The savings stem from a variety of sources: lower capex as the platform efficiently scales, dramatically reduced administrator time, density/ power savings and reduced SW licensing costs as more workload lands on fewer servers. It’s cumulative and powerful. If you want a firsthand look at the TCO/ROI impact UCS can make in your data center, check out our calculator; with 5 minutes you can get a ballpark estimate.
Economics aside, UCS just seems to make people happy. I had a customer declare that his infrastructure was now “CTO proof.” He went on to explain that this meant the boss could deploy a server by himself without breaking anything. The infrastructure team let their CTO take a B-series blade straight out of the box, insert it into a chassis slot, and as the system identified and integrated the new resource into the available pool, they congratulated him on his first server deployment.

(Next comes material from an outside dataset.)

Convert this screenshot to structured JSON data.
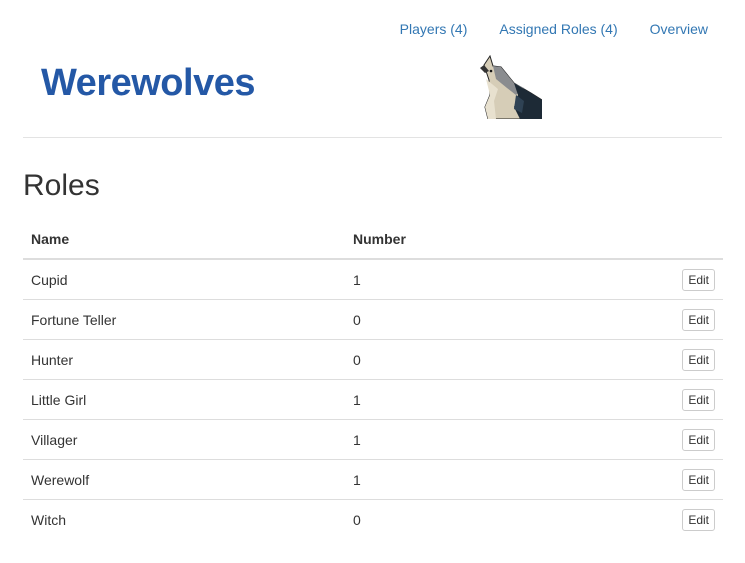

Beyond economic impact and increasing happiness in the data center, it doesn’t hurt that you can drop the clutch and put serious power to the ground in application performance. In December Cisco posted TPC benchmark results that surpassed existing records by as much as 32% in raw performance and 26% in price performance. This brings the total number of UCS world record results to 54 since introduction in 2009.
10,000 customers and growing, and it’s no wonder why.